When I was a second-year optometry student, an older clinic instructor told us if he could pick any prescription for himself, he would choose 0.75 D myopia. This made no sense to us, as we were learning how to refract to give the best distance acuity. He just smiled and said, “You’ll understand some day.” There’s nothing like presbyopia to make his point. Having perfect distance vision has real limitations as you age, and there’s no group that typifies this more than pseudophakes.
The patients who are least dependent on glasses, as they reach their 70s, are the low myopes. So, why do most cataract surgeons choose implants that correct distance vision to plano? Since nearly all pseudophakes will require glasses of some sort after surgery, what is the best post-op refractive outcome that will allow them to have the most freedom from glasses for daily activities?

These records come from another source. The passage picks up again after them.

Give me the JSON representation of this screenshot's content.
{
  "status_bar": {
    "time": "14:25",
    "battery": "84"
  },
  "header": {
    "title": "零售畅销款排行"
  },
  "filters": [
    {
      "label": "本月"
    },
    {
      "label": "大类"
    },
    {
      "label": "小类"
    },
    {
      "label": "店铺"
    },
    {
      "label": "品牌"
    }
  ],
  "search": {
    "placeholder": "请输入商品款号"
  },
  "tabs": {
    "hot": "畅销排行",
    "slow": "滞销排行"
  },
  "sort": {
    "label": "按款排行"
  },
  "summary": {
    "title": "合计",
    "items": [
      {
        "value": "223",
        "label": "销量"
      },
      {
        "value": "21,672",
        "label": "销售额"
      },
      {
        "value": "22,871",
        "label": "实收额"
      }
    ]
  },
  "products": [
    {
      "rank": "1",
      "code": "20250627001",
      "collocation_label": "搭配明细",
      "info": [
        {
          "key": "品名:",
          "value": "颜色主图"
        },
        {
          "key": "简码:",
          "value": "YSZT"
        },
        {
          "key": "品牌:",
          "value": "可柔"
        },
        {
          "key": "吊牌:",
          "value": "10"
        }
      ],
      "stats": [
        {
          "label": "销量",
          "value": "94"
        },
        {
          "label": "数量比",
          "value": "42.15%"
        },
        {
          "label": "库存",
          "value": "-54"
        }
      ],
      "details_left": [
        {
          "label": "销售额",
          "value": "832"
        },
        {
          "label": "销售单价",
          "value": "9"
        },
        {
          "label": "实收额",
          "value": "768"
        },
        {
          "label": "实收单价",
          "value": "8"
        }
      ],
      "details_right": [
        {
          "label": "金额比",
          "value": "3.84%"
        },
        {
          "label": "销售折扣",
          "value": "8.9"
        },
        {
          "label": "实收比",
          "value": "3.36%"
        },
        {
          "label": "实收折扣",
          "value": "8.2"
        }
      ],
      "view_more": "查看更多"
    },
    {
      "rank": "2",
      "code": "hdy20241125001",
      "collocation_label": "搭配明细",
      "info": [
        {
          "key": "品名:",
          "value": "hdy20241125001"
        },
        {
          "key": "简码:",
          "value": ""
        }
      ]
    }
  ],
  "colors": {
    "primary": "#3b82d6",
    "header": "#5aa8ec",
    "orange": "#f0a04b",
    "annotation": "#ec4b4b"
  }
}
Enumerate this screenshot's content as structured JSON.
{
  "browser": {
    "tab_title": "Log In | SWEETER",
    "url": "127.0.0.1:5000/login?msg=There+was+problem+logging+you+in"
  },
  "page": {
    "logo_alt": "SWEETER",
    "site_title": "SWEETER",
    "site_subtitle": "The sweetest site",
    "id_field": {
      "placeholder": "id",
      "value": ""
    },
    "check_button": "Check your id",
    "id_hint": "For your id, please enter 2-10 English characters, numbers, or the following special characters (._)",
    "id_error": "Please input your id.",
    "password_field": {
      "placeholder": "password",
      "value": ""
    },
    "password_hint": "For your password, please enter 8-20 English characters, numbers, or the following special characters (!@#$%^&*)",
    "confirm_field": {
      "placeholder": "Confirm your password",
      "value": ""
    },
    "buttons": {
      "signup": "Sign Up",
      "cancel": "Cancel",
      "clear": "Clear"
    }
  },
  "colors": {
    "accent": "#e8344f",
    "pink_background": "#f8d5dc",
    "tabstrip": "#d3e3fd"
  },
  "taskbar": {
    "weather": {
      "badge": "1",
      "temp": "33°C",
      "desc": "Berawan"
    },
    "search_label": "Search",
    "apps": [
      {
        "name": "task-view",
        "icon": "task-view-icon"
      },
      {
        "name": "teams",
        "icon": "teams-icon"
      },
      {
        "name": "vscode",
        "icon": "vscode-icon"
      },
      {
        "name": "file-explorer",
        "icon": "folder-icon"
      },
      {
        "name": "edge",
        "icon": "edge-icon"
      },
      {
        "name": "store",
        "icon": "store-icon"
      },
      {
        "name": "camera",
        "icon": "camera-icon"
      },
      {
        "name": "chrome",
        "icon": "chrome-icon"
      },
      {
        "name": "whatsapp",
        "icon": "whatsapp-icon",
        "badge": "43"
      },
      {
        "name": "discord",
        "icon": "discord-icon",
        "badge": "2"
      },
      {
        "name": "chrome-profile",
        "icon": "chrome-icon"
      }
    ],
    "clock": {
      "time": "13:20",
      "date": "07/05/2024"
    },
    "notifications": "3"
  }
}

When I refer patients for cataract surgery, I routinely recommend my patients have a post-op refraction of -0.75 D. With this prescription, they can see their alarm clocks and mirrors in their bathrooms in the morning. They can cook food, see their cell phones, watch TV, even drive a car without a restriction on their driver’s licenses. They can interact with their families and see their computers pretty well without glasses. These day-to-day activities matter most to the typical elderly patient.
On the other hand, if they were plano at distance, they would be tied to their glasses for most of the day. It doesn’t help them to have 20/20 uncorrected distance vision while driving, if they can’t see their dashboards.
- When patients have previously worn monovision contact lenses, they are a natural fit for monovision IOLs. This rather small segment of cataract surgery referrals are the most independent of eyewear following cataract extraction. Occasionally, we recommend adding driving glasses for these patients to improve night driving or viewing movies.
- When a patient is a 2.00 D to 3.00 D myope, it is important he understands what will be lost at near with plano at distance. I often recommend that these patients consider remaining -2.00 D and keep their vision where they are comfortable.
- Patients who have successfully worn RGP or soft multifocal contact lenses often do well with multifocal IOLs. However, they need to be counseled that they still will need occasional reading glasses.
I REST MY CASE
I submit to you that a large segment of cataract patients would benefit most from low amounts of myopia as opposed to fully correcting their distance vision. This addresses most of their indoor activities and will give them the greatest amount of freedom in their day-to-day activities. OM